▶ [Assigned task]
Would you write out all the records again, exactly?

▶ [Task inputs]
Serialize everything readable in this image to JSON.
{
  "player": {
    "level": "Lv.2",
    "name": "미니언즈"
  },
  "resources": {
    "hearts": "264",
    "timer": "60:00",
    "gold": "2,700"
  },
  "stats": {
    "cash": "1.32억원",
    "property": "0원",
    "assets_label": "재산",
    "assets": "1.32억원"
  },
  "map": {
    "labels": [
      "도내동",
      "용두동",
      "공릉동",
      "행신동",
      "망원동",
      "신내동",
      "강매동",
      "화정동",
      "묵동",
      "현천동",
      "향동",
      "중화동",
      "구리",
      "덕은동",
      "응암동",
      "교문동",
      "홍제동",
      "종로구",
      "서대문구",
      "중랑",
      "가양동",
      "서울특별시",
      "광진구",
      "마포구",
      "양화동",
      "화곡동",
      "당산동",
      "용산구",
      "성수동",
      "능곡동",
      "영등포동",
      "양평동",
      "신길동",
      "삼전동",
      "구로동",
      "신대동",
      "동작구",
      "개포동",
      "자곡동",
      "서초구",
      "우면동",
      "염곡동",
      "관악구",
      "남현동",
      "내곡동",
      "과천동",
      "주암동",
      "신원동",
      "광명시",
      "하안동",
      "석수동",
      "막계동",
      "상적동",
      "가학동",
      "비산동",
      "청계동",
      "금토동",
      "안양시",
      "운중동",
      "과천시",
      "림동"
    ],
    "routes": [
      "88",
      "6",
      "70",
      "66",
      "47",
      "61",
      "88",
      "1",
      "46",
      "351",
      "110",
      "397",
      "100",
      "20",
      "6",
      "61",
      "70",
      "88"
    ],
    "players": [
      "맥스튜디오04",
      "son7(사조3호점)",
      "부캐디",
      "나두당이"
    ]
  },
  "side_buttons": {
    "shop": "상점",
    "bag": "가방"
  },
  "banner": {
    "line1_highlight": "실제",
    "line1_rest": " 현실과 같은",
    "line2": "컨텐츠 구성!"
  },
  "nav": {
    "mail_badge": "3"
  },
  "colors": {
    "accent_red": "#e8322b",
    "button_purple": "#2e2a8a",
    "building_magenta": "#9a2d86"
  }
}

▶ [Result of the task]
Serialize everything readable in this image to JSON.
{
  "player": {
    "level": "Lv.2",
    "name": "미니언즈"
  },
  "resources": {
    "hearts": "264",
    "timer": "60:00",
    "gold": "2,700"
  },
  "stats": {
    "cash": "1.32억원",
    "property": "0원",
    "assets_label": "재산",
    "assets": "1.32억원"
  },
  "map": {
    "labels": [
      "도내동",
      "용두동",
      "공릉동",
      "행신동",
      "망원동",
      "신내동",
      "강매동",
      "화정동",
      "묵동",
      "현천동",
      "향동",
      "중화동",
      "구리",
      "덕은동",
      "응암동",
      "교문동",
      "홍제동",
      "종로구",
      "서대문구",
      "중랑",
      "가양동",
      "서울특별시",
      "광진구",
      "마포구",
      "양화동",
      "화곡동",
      "당산동",
      "용산구",
      "성수동",
      "능곡동",
      "영등포동",
      "양평동",
      "신길동",
      "삼전동",
      "구로동",
      "신대동",
      "동작구",
      "개포동",
      "자곡동",
      "서초구",
      "우면동",
      "염곡동",
      "관악구",
      "남현동",
      "내곡동",
      "과천동",
      "주암동",
      "신원동",
      "광명시",
      "하안동",
      "석수동",
      "막계동",
      "상적동",
      "가학동",
      "비산동",
      "청계동",
      "금토동",
      "안양시",
      "운중동",
      "과천시",
      "림동"
    ],
    "routes": [
      "88",
      "6",
      "70",
      "66",
      "47",
      "61",
      "88",
      "1",
      "46",
      "351",
      "110",
      "397",
      "100",
      "20",
      "6",
      "61",
      "70",
      "88"
    ],
    "players": [
      "맥스튜디오04",
      "son7(사조3호점)",
      "부캐디",
      "나두당이"
    ]
  },
  "side_buttons": {
    "shop": "상점",
    "bag": "가방"
  },
  "banner": {
    "line1_highlight": "실제",
    "line1_rest": " 현실과 같은",
    "line2": "컨텐츠 구성!"
  },
  "nav": {
    "mail_badge": "3"
  },
  "colors": {
    "accent_red": "#e8322b",
    "button_purple": "#2e2a8a",
    "building_magenta": "#9a2d86"
  }
}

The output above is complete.